Federal antitrust law currently constrains organizing efforts among workers misclassified as independent contractors—an increasingly large share of the low- wage workforce.
These resentencings are stories that ought to be examined and told . . . They force us to confront hard questions about how and why we punish.
Federal Indian law jurisprudence is often nothing more than racism cloaked as law.
By treating gender information as routine, institutions and governments signify to the public that they are justified in treating gender as routine information, implicitly inviting them to categorise individuals as male or female and to police spaces along those lines.
Other Issues in this Volume
- Appendix: Elie Hirschfeld Symposium on Racial Justice in the Child Welfare System Transcript
- Post-Colonial Constitutionalism
- Special Needs, Special Solutions: Using Title II of the ADA and Behavioral Supports To Protect Students With Disabilities From Arrests
- A Necessary Expansion of State Power: A “Pattern or Practice” of Failed Accountability
- Earned Rights
- Disabling Inequity: How the Social Model of Disability Resists Barriers to Social Security Disability Benefits
- Booked but Can’t Read: “Functional Literacy,” National Citizenship, and The New Face of Dred Scott in the Age of Mass Incarceration
- Door-To-Door Democracy: Expanding Canvassing Rights to Promote Democratic Participation

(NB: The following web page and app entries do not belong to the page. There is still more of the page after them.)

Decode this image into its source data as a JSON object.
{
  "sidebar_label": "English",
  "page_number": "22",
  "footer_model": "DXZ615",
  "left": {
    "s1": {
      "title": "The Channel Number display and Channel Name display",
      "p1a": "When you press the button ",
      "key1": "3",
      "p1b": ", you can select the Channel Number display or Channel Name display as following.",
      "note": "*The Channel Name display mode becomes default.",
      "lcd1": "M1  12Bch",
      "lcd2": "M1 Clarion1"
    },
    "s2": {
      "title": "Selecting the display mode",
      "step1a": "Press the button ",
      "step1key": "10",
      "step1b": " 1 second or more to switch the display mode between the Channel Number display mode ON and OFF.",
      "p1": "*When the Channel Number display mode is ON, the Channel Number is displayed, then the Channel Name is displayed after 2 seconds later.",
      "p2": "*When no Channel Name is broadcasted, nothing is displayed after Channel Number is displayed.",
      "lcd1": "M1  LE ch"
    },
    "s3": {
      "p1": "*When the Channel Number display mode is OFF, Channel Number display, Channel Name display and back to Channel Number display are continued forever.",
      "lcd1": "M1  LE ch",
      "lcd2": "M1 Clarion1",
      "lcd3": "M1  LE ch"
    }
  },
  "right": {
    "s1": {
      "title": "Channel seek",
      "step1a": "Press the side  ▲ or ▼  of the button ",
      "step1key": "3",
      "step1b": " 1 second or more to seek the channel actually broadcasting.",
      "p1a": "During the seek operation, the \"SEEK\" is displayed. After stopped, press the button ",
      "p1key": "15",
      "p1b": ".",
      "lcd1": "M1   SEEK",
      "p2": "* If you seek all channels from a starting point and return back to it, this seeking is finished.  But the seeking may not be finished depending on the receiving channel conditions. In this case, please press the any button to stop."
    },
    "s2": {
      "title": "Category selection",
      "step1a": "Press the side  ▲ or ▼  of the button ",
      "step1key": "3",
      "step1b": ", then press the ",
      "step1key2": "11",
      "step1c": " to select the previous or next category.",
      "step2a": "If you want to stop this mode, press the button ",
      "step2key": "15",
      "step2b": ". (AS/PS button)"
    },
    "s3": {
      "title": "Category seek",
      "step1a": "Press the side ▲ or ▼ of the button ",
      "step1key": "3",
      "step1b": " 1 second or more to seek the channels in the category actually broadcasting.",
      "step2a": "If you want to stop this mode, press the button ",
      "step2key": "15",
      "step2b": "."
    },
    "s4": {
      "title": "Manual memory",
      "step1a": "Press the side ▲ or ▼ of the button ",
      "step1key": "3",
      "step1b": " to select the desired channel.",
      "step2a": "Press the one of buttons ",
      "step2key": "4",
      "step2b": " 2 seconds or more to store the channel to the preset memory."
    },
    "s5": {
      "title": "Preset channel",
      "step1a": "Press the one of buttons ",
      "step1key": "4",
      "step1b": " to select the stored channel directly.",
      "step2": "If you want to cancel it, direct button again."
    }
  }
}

- Color-Blind But Not Color-Deaf: Accent Discrimination in Jury Selection
- Title IX's Substantive Equity Mandate for Transgender Persons in American Law Schools: A Call for Disaggregated SOGI Data
- How to Say Sorry: Fulfilling the United States' Trust Obligation to Native Hawaiians by Using the Canons of Construction to Interpret the Apology Resolution
- The Emerging Legal Architecture for Social Justice